In the last post, we looked at the extent and causes of congregational conflict. What have we learned from our research about how congregations deal with conflict?
Handling minor conflict is no big deal. The most common way congregations deal with minor conflict is through their usual approach to decision making (reported in 52% of congregations experiencing minor conflict). One-quarter held a congregational meeting to deal with minor conflict.
However major conflict calls for major tactics. Far fewer congregations experiencing major conflict relied on their normal procedures (21%). One-third used each of two other methods to address the situation: meeting with a denominational committee or official (36%) and calling a congregational meeting (34%). Major conflict more often than minor conflict results in use of a conflict resolution program or resources (18%) or a specialized consultant who helps congregations in conflict (11%). Though not common, only congregations in the midst of major conflict report that worshipers left (9%).

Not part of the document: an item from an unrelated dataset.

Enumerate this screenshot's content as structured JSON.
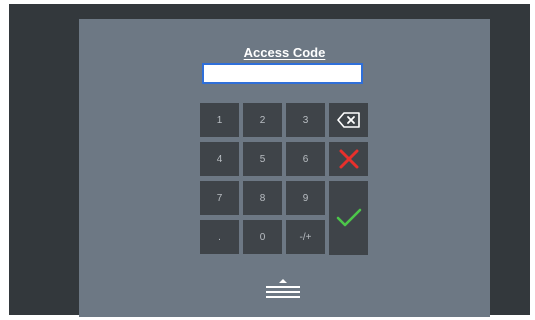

What matters? The good news is that major conflict is relatively uncommon. If your congregation should be in that situation, know that you can draw on many conflict-resolution resources and employ a variety of ways to deal with conflict.
Resources for dealing with conflict: